The direction of the electrical current induced in a wire depends on the direction of its movement relative to the direction of the magnetic field. There are wacky things you can do with your fingers to figure out which way that is, but we're not reliving our grade eleven physics classes here, so you can put your fingers down. The point is, if you're spinning the armature, you can see that you'll get a relatively strong current as the wire cuts across the magnetic field, a current weakening to nothing as it moves to be parallel to the field, and then a strengthening current in the opposite direction. That is, it will produce an alternating current. An old airplane like this wants one-way direct current, so to prevent it from flipping back and forth, it's connected to the rest of the electrical system via a split ring device called a commutator, which reverses the connection every half turn. The end result of having both the connection reversed and the current reversed is steady current.

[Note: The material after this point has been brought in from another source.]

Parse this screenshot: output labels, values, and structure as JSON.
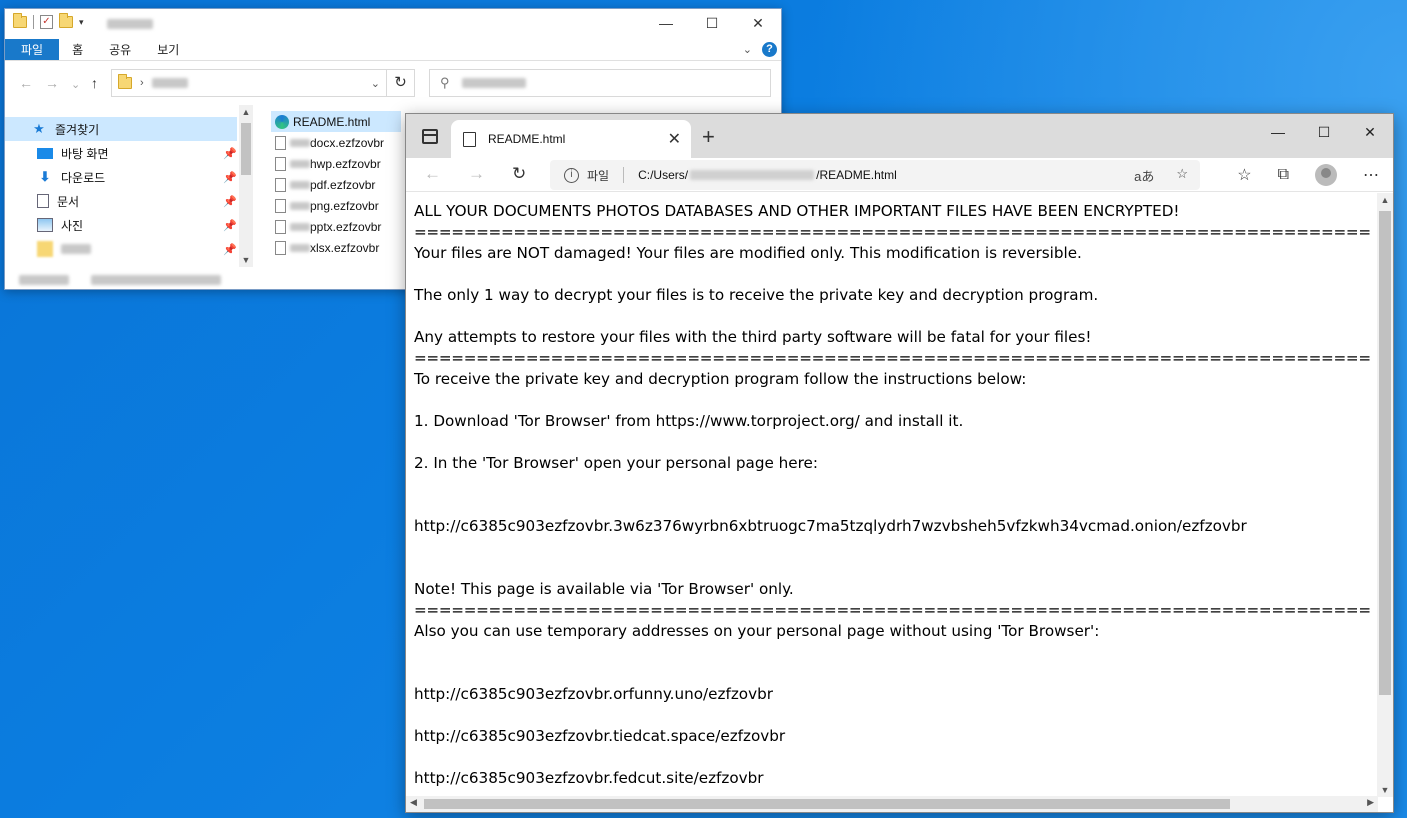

Generators are old-fashioned and more troublesome for maintenance, so the manufacturer allows you to replace the ones in this airplane with alternators. An alternator works on the same principle as the generator except that in the alternator, the wire windings in which the current will be induced are on the outside, and hold still, while the electromagnet that creates the magnetic field spins on the inside, connected to electrical power via a slip ring, which is simpler than a commutator. AC is converted to DC with a diode. A voltage regulator increases the current to electromagnet so that the alternator produces sufficient power for the aircraft electrical services, even at low rpm. That requires the alternator to draw power from the battery in order to get going, but it's worth it, because the alternator can then charge the battery immediately after start. A generator may be still discharging during low power taxi.
The POH copy I have here claims the aircraft has a 12V 33 ampere-hour battery and two 12V 50 A generators, one on each engine, but who knows if the airplane it belonged to still has generators. If it does, each generator has a voltage regulator and a there is a paralleling circuit to divide the load between the generators. If only one engine is running, a reverse current relay cuts its generator out of the circuit. Also, typically an alternator produces a higher voltage than the battery, so that it can charge the battery. I'm winding down now, so I'll see if I can write about voltage regulators, RCRs and paralleling circuits later.
Hyperphysics is an excellent site for this kind of thing, but I'm not too impressed with their 3D field diagrams.